Dataset rows for apps and sites:
——

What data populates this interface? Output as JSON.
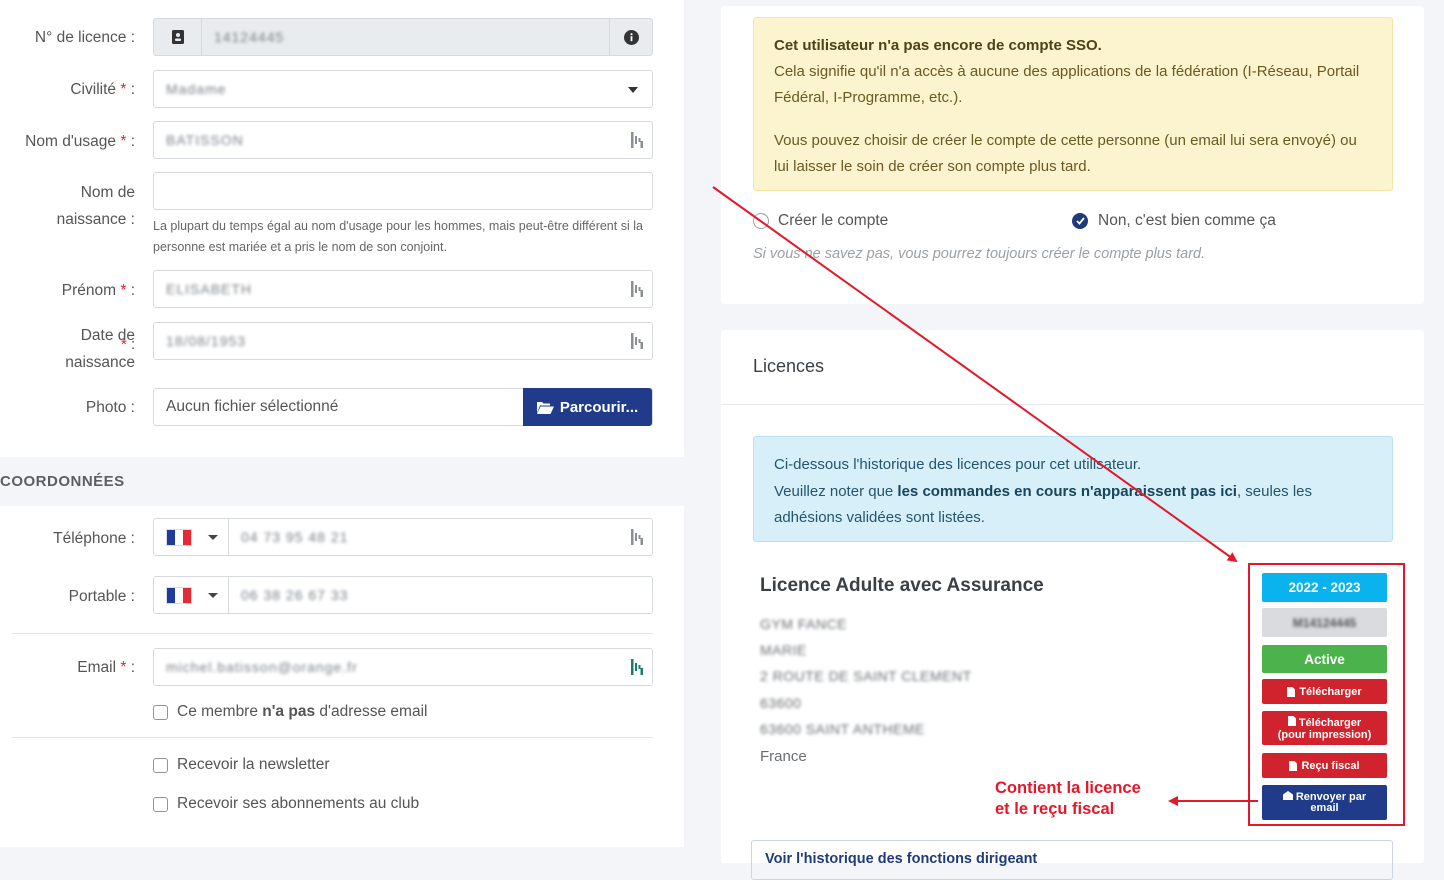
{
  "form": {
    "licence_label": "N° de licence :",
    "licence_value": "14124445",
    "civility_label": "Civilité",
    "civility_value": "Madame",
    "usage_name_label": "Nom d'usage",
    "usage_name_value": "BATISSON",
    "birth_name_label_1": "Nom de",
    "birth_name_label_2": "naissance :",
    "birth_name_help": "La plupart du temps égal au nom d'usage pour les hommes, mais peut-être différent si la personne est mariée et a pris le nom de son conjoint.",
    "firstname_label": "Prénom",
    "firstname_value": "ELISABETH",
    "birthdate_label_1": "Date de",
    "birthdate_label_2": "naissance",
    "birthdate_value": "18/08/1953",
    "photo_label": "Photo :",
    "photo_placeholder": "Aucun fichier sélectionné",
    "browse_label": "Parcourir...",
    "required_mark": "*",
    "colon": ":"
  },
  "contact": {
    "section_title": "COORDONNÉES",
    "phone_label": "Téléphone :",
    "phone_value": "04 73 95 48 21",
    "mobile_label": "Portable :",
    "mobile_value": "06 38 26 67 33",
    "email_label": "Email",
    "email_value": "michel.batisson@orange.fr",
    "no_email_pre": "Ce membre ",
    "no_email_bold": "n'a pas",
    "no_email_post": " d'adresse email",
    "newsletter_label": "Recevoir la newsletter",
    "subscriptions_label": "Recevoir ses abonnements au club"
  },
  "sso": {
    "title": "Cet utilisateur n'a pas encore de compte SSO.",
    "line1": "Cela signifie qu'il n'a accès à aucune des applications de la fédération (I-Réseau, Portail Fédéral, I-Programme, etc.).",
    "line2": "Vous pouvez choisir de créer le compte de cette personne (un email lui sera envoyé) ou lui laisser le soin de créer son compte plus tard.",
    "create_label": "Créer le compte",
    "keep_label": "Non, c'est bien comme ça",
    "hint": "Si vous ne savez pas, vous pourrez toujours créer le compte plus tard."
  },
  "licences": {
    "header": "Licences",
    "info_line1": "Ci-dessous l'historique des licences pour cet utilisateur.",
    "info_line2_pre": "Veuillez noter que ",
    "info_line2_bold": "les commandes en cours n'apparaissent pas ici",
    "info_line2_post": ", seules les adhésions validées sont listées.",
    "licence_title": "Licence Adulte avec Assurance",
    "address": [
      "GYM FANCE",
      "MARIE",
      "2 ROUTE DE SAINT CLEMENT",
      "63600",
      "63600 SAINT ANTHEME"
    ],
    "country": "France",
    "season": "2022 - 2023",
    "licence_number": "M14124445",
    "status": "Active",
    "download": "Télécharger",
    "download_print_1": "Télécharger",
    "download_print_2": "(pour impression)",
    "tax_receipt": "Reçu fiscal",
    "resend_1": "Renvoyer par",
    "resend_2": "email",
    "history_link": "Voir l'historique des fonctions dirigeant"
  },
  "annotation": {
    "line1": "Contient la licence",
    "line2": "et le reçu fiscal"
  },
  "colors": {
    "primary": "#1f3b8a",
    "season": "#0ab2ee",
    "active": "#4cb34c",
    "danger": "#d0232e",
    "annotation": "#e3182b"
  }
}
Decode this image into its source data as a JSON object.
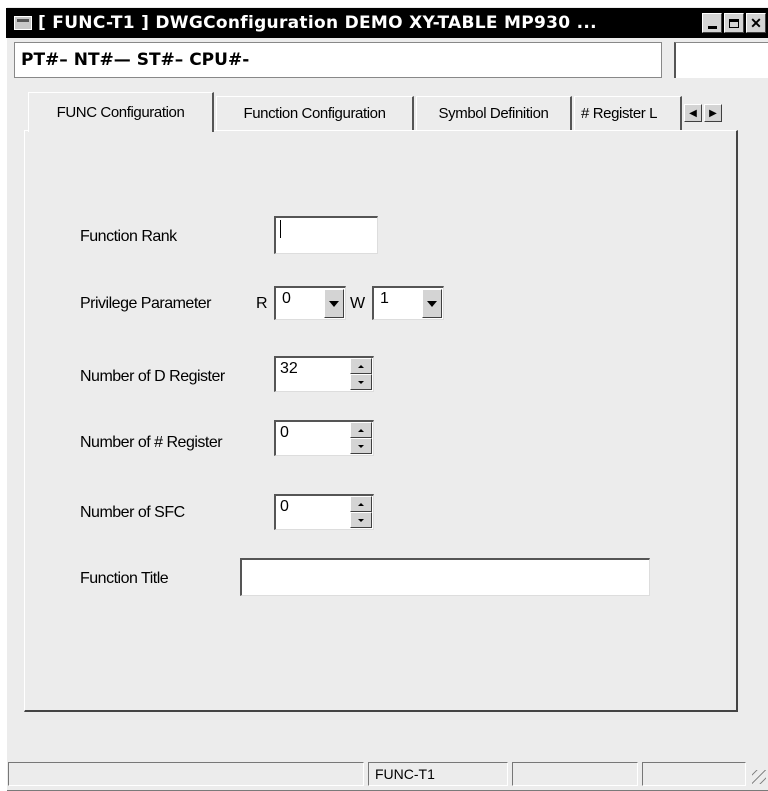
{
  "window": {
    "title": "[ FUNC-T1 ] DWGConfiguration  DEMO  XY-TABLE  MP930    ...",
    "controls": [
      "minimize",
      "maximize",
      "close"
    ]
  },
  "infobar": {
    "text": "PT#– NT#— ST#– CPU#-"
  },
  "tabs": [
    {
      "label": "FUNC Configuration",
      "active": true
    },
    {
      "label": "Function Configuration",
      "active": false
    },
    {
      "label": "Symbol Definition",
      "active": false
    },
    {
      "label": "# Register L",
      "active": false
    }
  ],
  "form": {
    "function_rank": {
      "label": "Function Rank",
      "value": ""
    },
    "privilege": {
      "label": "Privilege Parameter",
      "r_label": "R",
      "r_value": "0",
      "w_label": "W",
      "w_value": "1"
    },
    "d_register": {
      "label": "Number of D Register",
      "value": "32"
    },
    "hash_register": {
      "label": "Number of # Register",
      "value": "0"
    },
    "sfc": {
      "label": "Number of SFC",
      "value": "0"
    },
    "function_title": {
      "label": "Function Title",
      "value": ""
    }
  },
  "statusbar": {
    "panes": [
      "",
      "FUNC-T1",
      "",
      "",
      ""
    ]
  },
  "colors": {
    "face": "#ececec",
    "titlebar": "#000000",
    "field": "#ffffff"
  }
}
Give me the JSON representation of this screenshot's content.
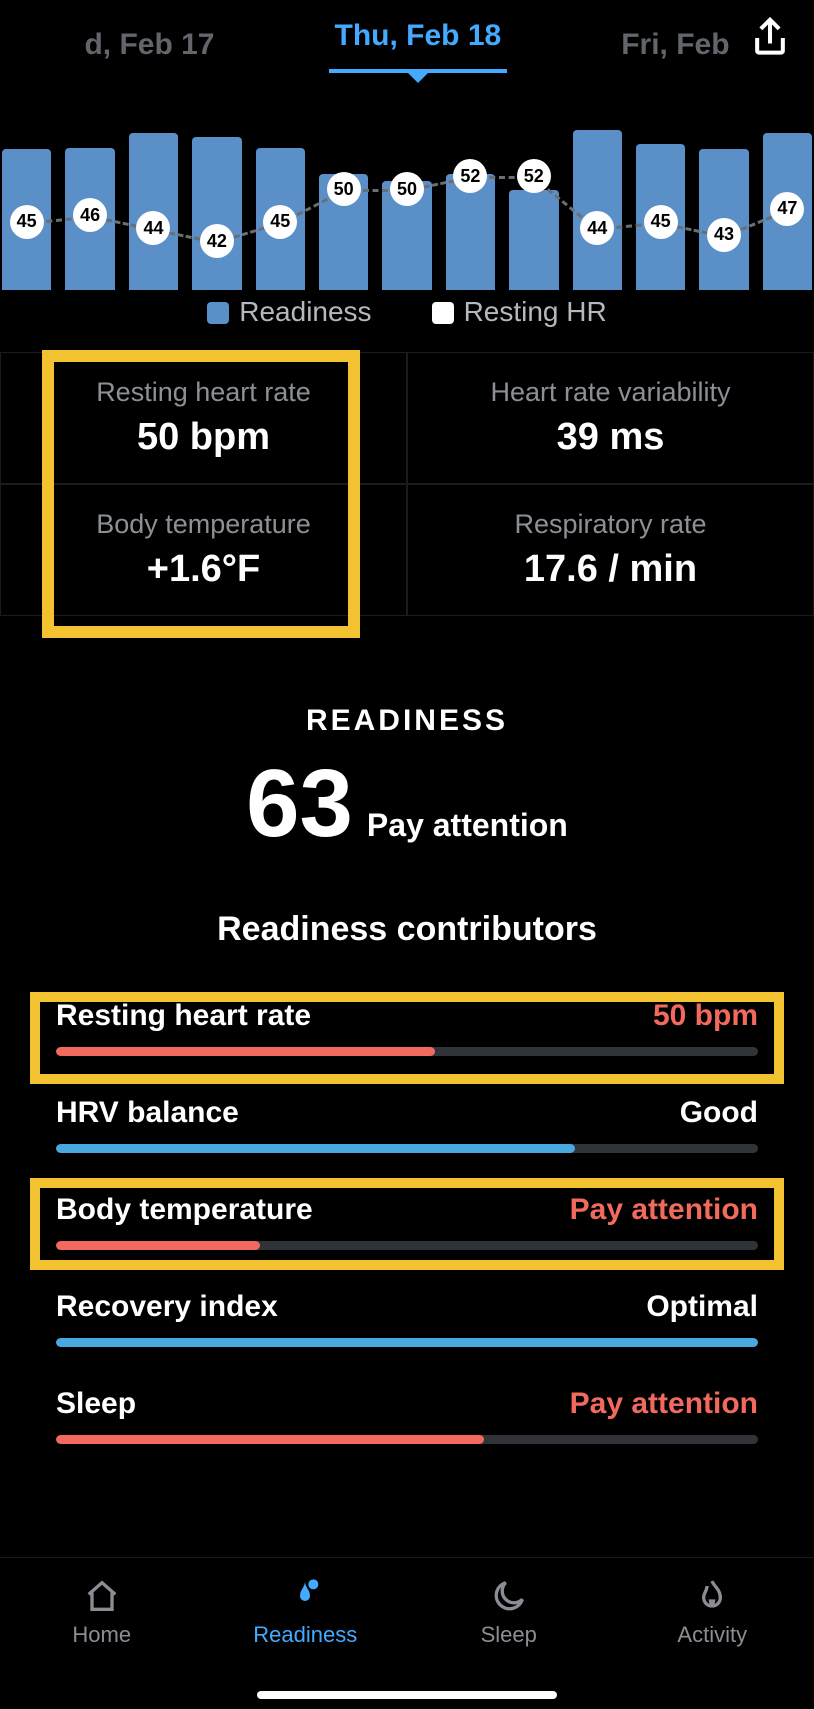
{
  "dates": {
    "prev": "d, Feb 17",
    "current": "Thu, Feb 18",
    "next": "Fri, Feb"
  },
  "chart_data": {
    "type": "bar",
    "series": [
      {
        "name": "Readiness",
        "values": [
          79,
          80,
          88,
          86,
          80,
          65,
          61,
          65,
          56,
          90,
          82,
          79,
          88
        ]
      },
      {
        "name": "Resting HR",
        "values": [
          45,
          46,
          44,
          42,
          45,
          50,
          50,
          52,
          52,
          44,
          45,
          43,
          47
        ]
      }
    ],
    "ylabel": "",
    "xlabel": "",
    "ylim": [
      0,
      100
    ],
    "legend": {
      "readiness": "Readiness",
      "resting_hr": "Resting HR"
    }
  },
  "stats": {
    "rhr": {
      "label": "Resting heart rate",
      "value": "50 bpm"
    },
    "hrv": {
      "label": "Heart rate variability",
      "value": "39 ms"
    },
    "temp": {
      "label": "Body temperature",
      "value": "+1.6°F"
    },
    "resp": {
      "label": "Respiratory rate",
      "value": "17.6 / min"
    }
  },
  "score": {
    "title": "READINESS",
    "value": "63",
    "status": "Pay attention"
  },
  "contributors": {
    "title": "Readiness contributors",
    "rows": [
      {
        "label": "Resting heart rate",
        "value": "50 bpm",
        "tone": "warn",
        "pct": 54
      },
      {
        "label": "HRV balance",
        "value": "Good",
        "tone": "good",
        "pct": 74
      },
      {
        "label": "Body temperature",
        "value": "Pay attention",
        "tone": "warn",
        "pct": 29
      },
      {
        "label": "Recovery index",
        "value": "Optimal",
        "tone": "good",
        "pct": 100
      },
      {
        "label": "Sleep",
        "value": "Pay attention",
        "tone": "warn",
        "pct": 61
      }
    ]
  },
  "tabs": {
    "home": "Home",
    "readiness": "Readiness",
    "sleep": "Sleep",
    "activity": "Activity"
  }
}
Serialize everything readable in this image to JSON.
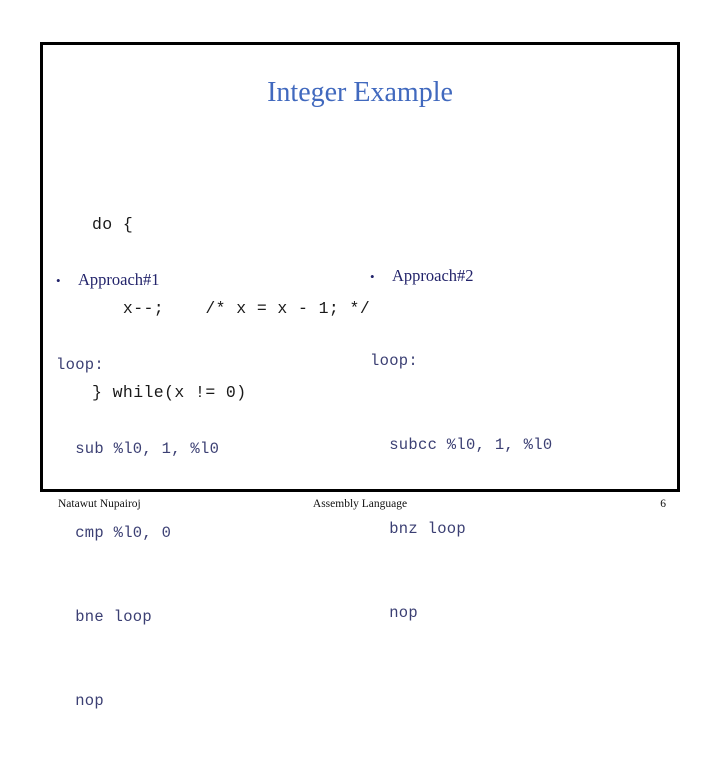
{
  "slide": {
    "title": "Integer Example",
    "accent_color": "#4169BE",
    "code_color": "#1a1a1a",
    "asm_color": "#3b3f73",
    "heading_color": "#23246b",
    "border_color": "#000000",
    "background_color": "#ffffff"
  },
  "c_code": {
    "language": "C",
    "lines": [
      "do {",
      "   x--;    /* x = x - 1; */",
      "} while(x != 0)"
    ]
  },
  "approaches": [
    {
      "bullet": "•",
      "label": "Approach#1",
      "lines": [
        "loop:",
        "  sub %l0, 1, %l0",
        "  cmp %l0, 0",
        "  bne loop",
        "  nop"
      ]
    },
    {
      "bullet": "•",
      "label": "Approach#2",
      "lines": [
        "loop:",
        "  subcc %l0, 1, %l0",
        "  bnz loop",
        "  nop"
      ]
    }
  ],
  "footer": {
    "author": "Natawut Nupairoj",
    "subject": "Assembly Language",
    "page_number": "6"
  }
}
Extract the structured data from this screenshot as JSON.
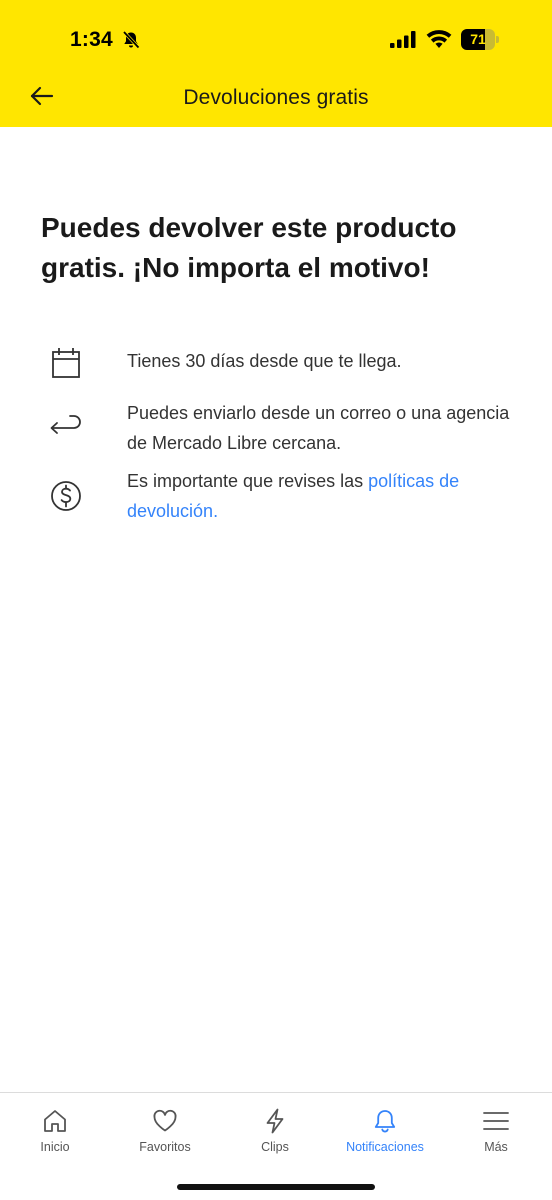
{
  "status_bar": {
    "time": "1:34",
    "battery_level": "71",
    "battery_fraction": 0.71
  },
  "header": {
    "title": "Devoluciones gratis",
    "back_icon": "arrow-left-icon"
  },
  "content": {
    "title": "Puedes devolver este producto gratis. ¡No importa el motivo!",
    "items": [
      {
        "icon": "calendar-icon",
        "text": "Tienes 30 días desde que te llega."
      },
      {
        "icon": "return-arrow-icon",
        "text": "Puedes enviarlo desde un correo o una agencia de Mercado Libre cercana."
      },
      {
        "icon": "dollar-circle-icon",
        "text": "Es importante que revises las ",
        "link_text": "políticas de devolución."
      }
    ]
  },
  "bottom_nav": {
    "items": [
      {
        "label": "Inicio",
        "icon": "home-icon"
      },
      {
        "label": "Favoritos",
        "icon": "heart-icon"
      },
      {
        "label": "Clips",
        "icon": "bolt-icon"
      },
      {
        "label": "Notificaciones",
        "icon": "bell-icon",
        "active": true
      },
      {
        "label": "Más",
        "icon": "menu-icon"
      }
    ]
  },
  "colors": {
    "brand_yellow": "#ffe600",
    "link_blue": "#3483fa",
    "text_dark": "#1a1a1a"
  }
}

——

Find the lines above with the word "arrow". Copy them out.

    "back_icon": "arrow-left-icon"
        "icon": "return-arrow-icon",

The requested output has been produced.